* _What you should do_:
In your copy of the entries, please include no pictures and return every word exactly.

* _Data entries_:
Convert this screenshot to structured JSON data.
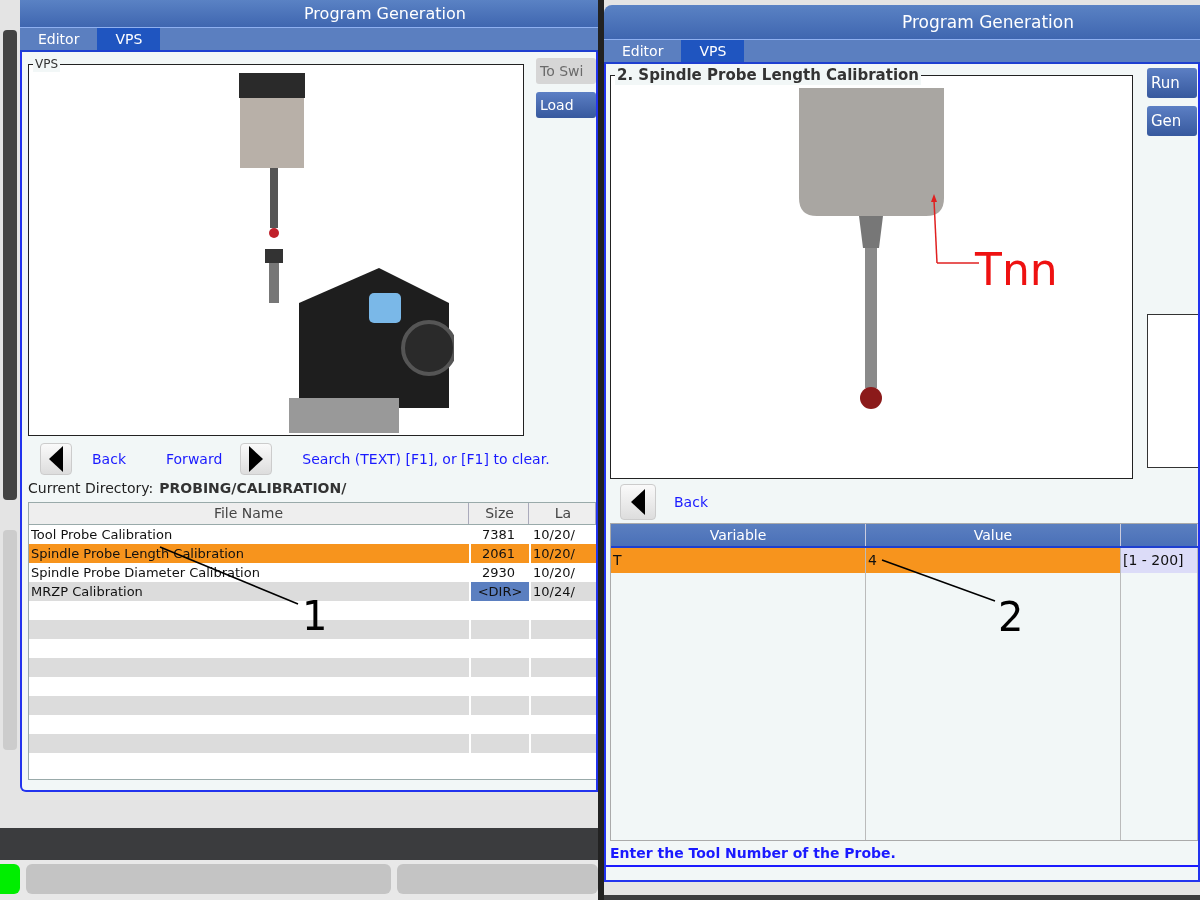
{
  "left": {
    "title": "Program Generation",
    "tabs": [
      {
        "label": "Editor",
        "selected": false
      },
      {
        "label": "VPS",
        "selected": true
      }
    ],
    "group_title": "VPS",
    "side_buttons": [
      {
        "label": "To Swi",
        "disabled": true
      },
      {
        "label": "Load",
        "disabled": false
      }
    ],
    "nav": {
      "back": "Back",
      "forward": "Forward",
      "hint": "Search (TEXT) [F1], or [F1] to clear."
    },
    "current_directory": {
      "label": "Current Directory:",
      "path": "PROBING/CALIBRATION/"
    },
    "table": {
      "columns": [
        "File Name",
        "Size",
        "La"
      ],
      "rows": [
        {
          "name": "Tool Probe Calibration",
          "size": "7381",
          "date": "10/20/",
          "kind": "file",
          "selected": false
        },
        {
          "name": "Spindle Probe Length Calibration",
          "size": "2061",
          "date": "10/20/",
          "kind": "file",
          "selected": true
        },
        {
          "name": "Spindle Probe Diameter Calibration",
          "size": "2930",
          "date": "10/20/",
          "kind": "file",
          "selected": false
        },
        {
          "name": "MRZP Calibration",
          "size": "<DIR>",
          "date": "10/24/",
          "kind": "dir",
          "selected": false
        }
      ]
    },
    "callout": "1"
  },
  "right": {
    "title": "Program Generation",
    "tabs": [
      {
        "label": "Editor",
        "selected": false
      },
      {
        "label": "VPS",
        "selected": true
      }
    ],
    "group_title": "2. Spindle Probe Length Calibration",
    "image_label": "Tnn",
    "side_buttons": [
      {
        "label": "Run",
        "disabled": false
      },
      {
        "label": "Gen",
        "disabled": false
      }
    ],
    "nav": {
      "back": "Back"
    },
    "table": {
      "columns": [
        "Variable",
        "Value"
      ],
      "rows": [
        {
          "variable": "T",
          "value": "4",
          "range": "[1 - 200]",
          "selected": true
        }
      ]
    },
    "prompt": "Enter the Tool Number of the Probe.",
    "callout": "2"
  }
}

* _Task answer_:
Convert this screenshot to structured JSON data.
{
  "left": {
    "title": "Program Generation",
    "tabs": [
      {
        "label": "Editor",
        "selected": false
      },
      {
        "label": "VPS",
        "selected": true
      }
    ],
    "group_title": "VPS",
    "side_buttons": [
      {
        "label": "To Swi",
        "disabled": true
      },
      {
        "label": "Load",
        "disabled": false
      }
    ],
    "nav": {
      "back": "Back",
      "forward": "Forward",
      "hint": "Search (TEXT) [F1], or [F1] to clear."
    },
    "current_directory": {
      "label": "Current Directory:",
      "path": "PROBING/CALIBRATION/"
    },
    "table": {
      "columns": [
        "File Name",
        "Size",
        "La"
      ],
      "rows": [
        {
          "name": "Tool Probe Calibration",
          "size": "7381",
          "date": "10/20/",
          "kind": "file",
          "selected": false
        },
        {
          "name": "Spindle Probe Length Calibration",
          "size": "2061",
          "date": "10/20/",
          "kind": "file",
          "selected": true
        },
        {
          "name": "Spindle Probe Diameter Calibration",
          "size": "2930",
          "date": "10/20/",
          "kind": "file",
          "selected": false
        },
        {
          "name": "MRZP Calibration",
          "size": "<DIR>",
          "date": "10/24/",
          "kind": "dir",
          "selected": false
        }
      ]
    },
    "callout": "1"
  },
  "right": {
    "title": "Program Generation",
    "tabs": [
      {
        "label": "Editor",
        "selected": false
      },
      {
        "label": "VPS",
        "selected": true
      }
    ],
    "group_title": "2. Spindle Probe Length Calibration",
    "image_label": "Tnn",
    "side_buttons": [
      {
        "label": "Run",
        "disabled": false
      },
      {
        "label": "Gen",
        "disabled": false
      }
    ],
    "nav": {
      "back": "Back"
    },
    "table": {
      "columns": [
        "Variable",
        "Value"
      ],
      "rows": [
        {
          "variable": "T",
          "value": "4",
          "range": "[1 - 200]",
          "selected": true
        }
      ]
    },
    "prompt": "Enter the Tool Number of the Probe.",
    "callout": "2"
  }
}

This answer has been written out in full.